Tribsas, Tritons, and Dresdas are a central part of the retro sports and café-racer scene. Each machine is that little bit different to the next, with the majority built half a century ago, when many knowledgeable but frustrated enthusiasts began to realise they could own a far more exciting machine than those produced in factories; all they had to do was match the engine of their choice with the best available frame.
Cyril Malem, whose reputation was honed on Eglis, MV Agustas, Vincent 4-valve 'heads, and other exotica, acquired the Tribsa in the 1970s. His performance equipment was in such demand at the time that the conventionally equipped hybrid was virtually forgotten for thirty years until, over two busy months in 2005, he finally undertook and completed a major rebuild and modification programme, with stunning results. In a 6-page report and road test in The Classic MotorCycle (March 06) Roy Poynting writes glowingly of Cyril's workmanship, in conjunction with the Tribsa's exceptional specification; he likewise awarded UXB top points after he had sampled the "rocket-ship" on the highway. It is clearly a very swift motorcycle, borne out by Roy's comment, "...second sufficed for any speed that's legal on the open road". As one of classic journalism's most honest if gentler riders, Roy also confessed it was the sheer speed of the Tribsa which effectively prevented him ever "snicking it into top", but that is perhaps understandable given the high gearing and close ratio gearbox.
One of Cyril's more significant modifications was re-fitting the engine with a few degrees of forward tilt, not instantly discernible but a subtle improvement to the appearance.

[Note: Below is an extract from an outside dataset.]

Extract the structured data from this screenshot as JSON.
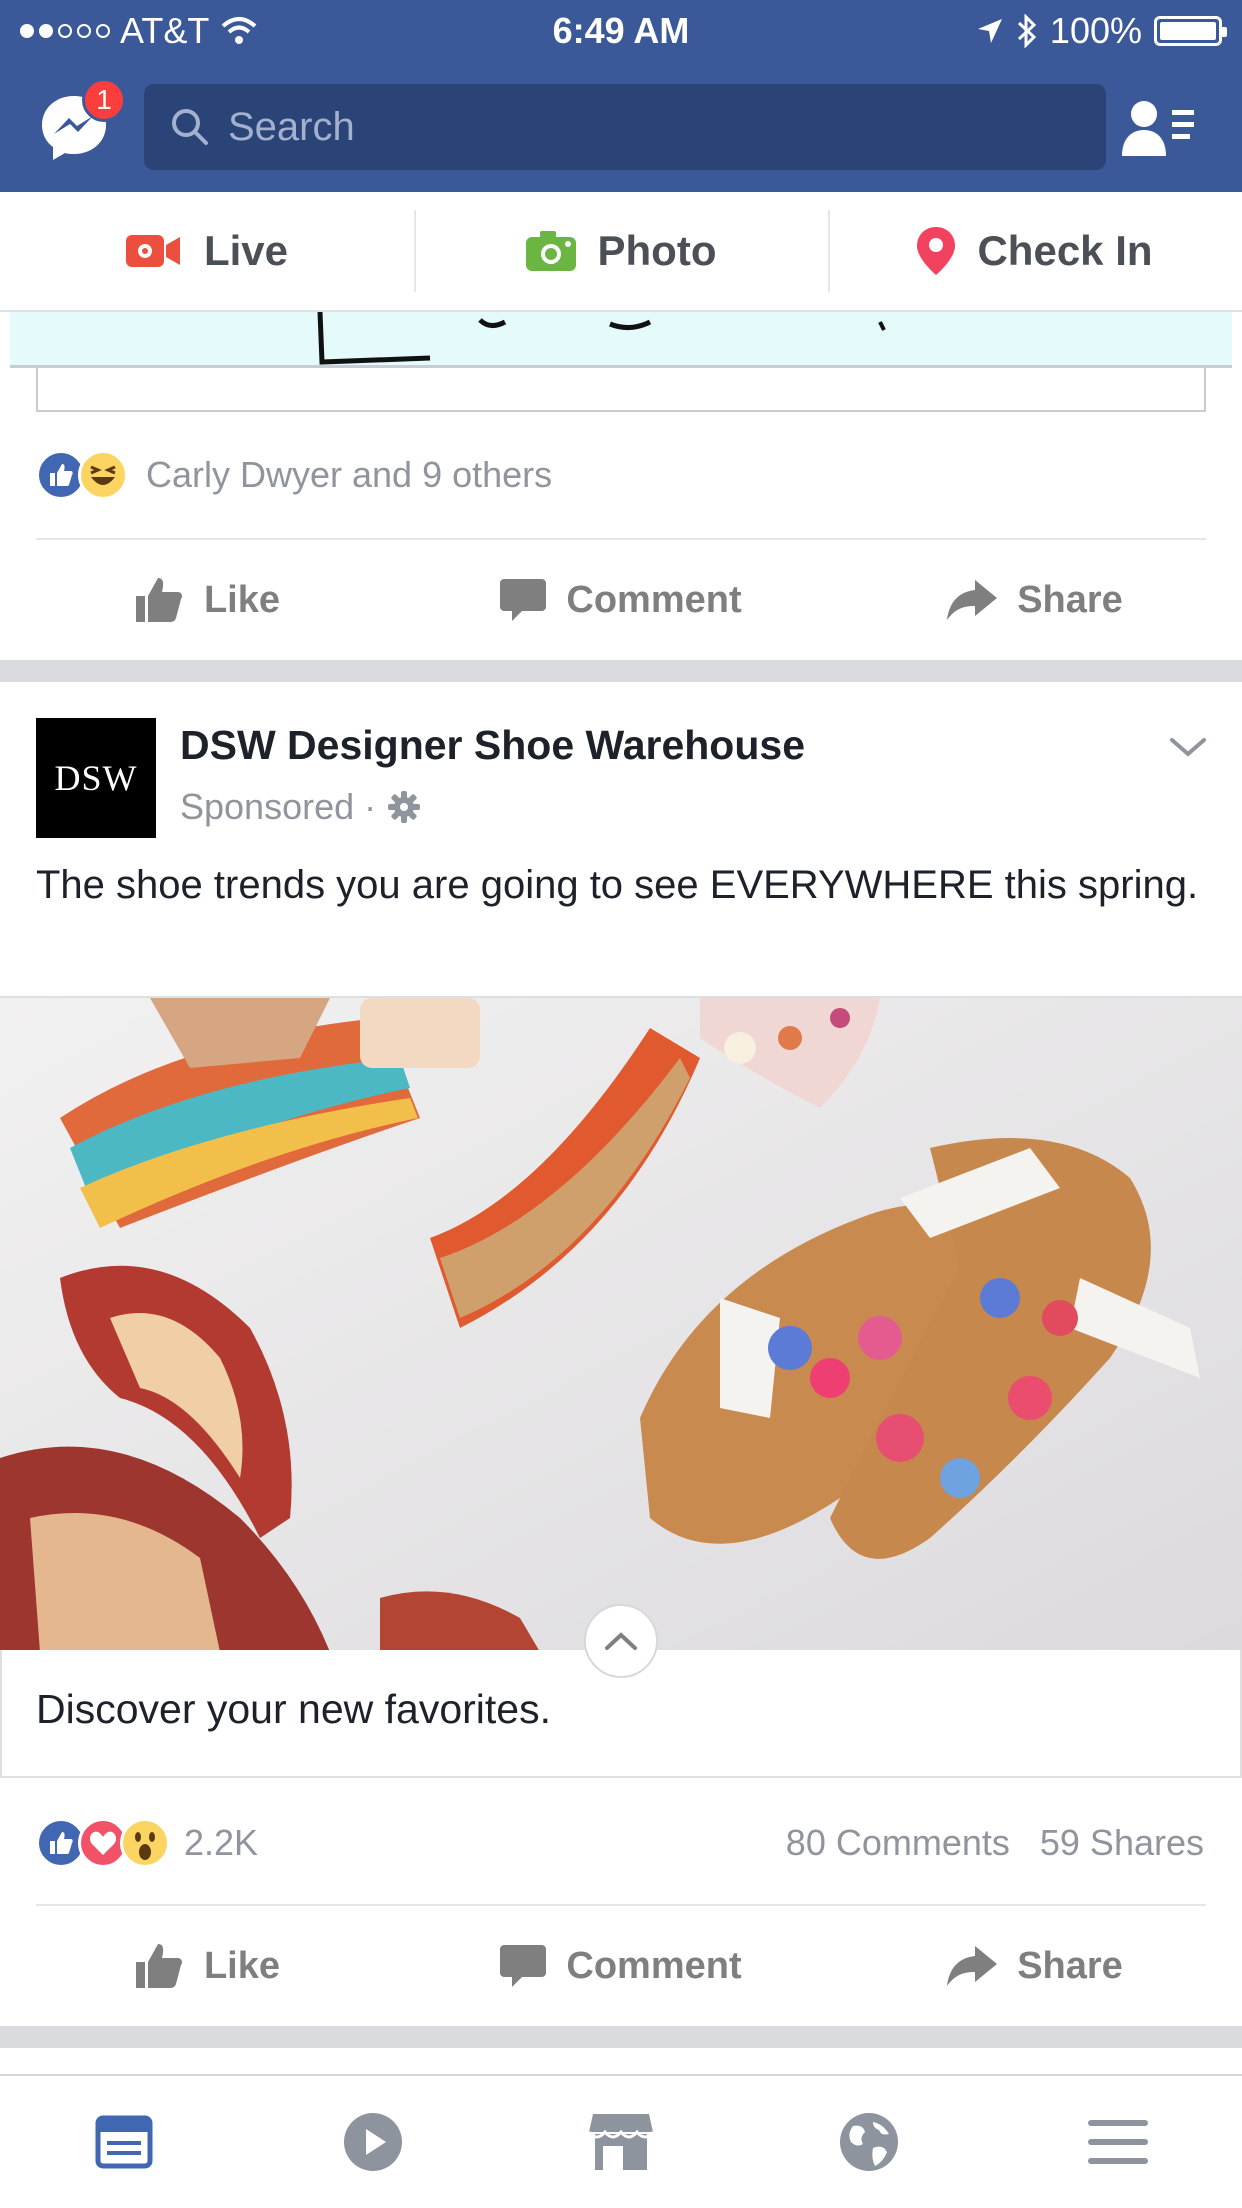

Starting with the splayed 'head Tiger 100 motor the menu includes: Amal GP carburettors, E3134 cams, stainless steel header pipes running into shapely reverse cone silencers, Dunlop alloy rims shod with contemporary rubber, forks with two-way damping that utilise Gold Star sliders to accommodate the large diameter front drum, alloy fork crowns by Supalegera, and an evocative Monard timing cover behind which a Triumph reciprocating oil pump is retained; the list is endless. Especially worthy of mention are the definitive scroll style "Tribsa" transfers affixed to the large capacity fuel tank, and the smaller transfer which adorns the rear mudguard. The polished alloy tank has the appropriate knee dents and a quick action filler. Offered with V5C registration document, where it is listed as a Tribsa, and MOT Certificate expiring August 2014, this quality machine is something of a lighter RGS.